== Task statement ==
Find all the lines in the material below with the word "heading", and copy them.
......
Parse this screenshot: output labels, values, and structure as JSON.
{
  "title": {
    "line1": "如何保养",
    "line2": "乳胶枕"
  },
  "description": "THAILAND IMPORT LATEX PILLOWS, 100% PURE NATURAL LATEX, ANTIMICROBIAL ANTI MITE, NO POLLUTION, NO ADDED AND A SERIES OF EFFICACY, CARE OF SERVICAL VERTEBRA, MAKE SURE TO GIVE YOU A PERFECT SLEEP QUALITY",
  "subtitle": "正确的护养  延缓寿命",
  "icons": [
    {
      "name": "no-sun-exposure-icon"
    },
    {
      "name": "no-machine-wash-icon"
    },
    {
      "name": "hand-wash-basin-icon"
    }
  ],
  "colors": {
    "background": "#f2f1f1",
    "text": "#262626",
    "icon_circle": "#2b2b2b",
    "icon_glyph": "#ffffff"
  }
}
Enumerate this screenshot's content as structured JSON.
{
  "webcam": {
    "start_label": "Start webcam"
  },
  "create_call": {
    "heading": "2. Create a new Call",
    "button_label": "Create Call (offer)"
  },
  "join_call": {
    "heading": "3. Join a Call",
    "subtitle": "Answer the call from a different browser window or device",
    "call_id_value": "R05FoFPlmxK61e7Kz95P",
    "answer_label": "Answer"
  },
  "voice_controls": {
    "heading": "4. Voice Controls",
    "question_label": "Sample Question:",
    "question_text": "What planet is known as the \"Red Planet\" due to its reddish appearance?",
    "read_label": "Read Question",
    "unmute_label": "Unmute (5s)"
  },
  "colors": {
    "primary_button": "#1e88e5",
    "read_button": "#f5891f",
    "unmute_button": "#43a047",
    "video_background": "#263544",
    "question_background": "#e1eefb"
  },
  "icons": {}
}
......
== Your solution ==
    "heading": "2. Create a new Call",
    "heading": "3. Join a Call",
    "heading": "4. Voice Controls",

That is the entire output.